Task statement ::
Identical copies of all the records below are needed.

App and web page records
———

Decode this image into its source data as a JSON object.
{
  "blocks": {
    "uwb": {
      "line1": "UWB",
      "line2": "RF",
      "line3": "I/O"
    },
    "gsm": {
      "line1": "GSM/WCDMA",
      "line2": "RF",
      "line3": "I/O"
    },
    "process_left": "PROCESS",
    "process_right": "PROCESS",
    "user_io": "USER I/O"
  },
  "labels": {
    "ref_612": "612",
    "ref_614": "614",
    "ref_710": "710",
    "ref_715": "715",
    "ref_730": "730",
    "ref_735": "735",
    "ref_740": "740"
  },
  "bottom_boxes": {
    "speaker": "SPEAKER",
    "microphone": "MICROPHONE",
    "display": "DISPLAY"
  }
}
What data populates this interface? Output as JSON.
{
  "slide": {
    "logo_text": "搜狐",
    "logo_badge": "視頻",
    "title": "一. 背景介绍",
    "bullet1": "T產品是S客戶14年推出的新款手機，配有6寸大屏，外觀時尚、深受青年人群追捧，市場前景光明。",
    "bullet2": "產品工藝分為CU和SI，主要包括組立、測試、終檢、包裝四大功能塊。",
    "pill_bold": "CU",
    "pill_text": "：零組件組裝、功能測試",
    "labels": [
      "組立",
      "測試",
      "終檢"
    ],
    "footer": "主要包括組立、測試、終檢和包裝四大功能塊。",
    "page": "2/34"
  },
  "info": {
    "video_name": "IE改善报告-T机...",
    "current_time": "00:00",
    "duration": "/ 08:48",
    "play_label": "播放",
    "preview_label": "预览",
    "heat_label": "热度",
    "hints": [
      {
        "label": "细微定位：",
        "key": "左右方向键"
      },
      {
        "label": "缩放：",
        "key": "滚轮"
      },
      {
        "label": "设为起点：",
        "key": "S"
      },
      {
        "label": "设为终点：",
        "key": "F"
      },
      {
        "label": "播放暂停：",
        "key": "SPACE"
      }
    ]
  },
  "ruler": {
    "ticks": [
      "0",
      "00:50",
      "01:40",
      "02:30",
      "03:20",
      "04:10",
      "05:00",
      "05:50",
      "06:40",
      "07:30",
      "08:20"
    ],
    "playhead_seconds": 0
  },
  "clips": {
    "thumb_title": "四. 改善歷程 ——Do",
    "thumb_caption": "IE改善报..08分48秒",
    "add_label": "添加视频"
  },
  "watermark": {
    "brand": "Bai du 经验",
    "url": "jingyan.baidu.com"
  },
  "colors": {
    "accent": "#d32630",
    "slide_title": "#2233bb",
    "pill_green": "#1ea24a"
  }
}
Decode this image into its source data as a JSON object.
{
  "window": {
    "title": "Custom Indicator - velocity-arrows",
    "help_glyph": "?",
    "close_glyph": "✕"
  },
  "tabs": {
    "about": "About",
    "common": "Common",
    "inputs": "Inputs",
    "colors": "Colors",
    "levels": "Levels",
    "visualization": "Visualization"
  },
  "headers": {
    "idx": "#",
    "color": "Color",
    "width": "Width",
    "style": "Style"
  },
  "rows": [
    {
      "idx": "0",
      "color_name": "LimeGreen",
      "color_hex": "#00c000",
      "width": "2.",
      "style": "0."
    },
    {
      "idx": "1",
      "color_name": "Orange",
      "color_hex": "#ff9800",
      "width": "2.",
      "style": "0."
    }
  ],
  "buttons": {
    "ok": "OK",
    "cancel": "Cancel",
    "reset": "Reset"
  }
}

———

Answer box ::
Decode this image into its source data as a JSON object.
{
  "blocks": {
    "uwb": {
      "line1": "UWB",
      "line2": "RF",
      "line3": "I/O"
    },
    "gsm": {
      "line1": "GSM/WCDMA",
      "line2": "RF",
      "line3": "I/O"
    },
    "process_left": "PROCESS",
    "process_right": "PROCESS",
    "user_io": "USER I/O"
  },
  "labels": {
    "ref_612": "612",
    "ref_614": "614",
    "ref_710": "710",
    "ref_715": "715",
    "ref_730": "730",
    "ref_735": "735",
    "ref_740": "740"
  },
  "bottom_boxes": {
    "speaker": "SPEAKER",
    "microphone": "MICROPHONE",
    "display": "DISPLAY"
  }
}
What data populates this interface? Output as JSON.
{
  "slide": {
    "logo_text": "搜狐",
    "logo_badge": "視頻",
    "title": "一. 背景介绍",
    "bullet1": "T產品是S客戶14年推出的新款手機，配有6寸大屏，外觀時尚、深受青年人群追捧，市場前景光明。",
    "bullet2": "產品工藝分為CU和SI，主要包括組立、測試、終檢、包裝四大功能塊。",
    "pill_bold": "CU",
    "pill_text": "：零組件組裝、功能測試",
    "labels": [
      "組立",
      "測試",
      "終檢"
    ],
    "footer": "主要包括組立、測試、終檢和包裝四大功能塊。",
    "page": "2/34"
  },
  "info": {
    "video_name": "IE改善报告-T机...",
    "current_time": "00:00",
    "duration": "/ 08:48",
    "play_label": "播放",
    "preview_label": "预览",
    "heat_label": "热度",
    "hints": [
      {
        "label": "细微定位：",
        "key": "左右方向键"
      },
      {
        "label": "缩放：",
        "key": "滚轮"
      },
      {
        "label": "设为起点：",
        "key": "S"
      },
      {
        "label": "设为终点：",
        "key": "F"
      },
      {
        "label": "播放暂停：",
        "key": "SPACE"
      }
    ]
  },
  "ruler": {
    "ticks": [
      "0",
      "00:50",
      "01:40",
      "02:30",
      "03:20",
      "04:10",
      "05:00",
      "05:50",
      "06:40",
      "07:30",
      "08:20"
    ],
    "playhead_seconds": 0
  },
  "clips": {
    "thumb_title": "四. 改善歷程 ——Do",
    "thumb_caption": "IE改善报..08分48秒",
    "add_label": "添加视频"
  },
  "watermark": {
    "brand": "Bai du 经验",
    "url": "jingyan.baidu.com"
  },
  "colors": {
    "accent": "#d32630",
    "slide_title": "#2233bb",
    "pill_green": "#1ea24a"
  }
}
Decode this image into its source data as a JSON object.
{
  "window": {
    "title": "Custom Indicator - velocity-arrows",
    "help_glyph": "?",
    "close_glyph": "✕"
  },
  "tabs": {
    "about": "About",
    "common": "Common",
    "inputs": "Inputs",
    "colors": "Colors",
    "levels": "Levels",
    "visualization": "Visualization"
  },
  "headers": {
    "idx": "#",
    "color": "Color",
    "width": "Width",
    "style": "Style"
  },
  "rows": [
    {
      "idx": "0",
      "color_name": "LimeGreen",
      "color_hex": "#00c000",
      "width": "2.",
      "style": "0."
    },
    {
      "idx": "1",
      "color_name": "Orange",
      "color_hex": "#ff9800",
      "width": "2.",
      "style": "0."
    }
  ],
  "buttons": {
    "ok": "OK",
    "cancel": "Cancel",
    "reset": "Reset"
  }
}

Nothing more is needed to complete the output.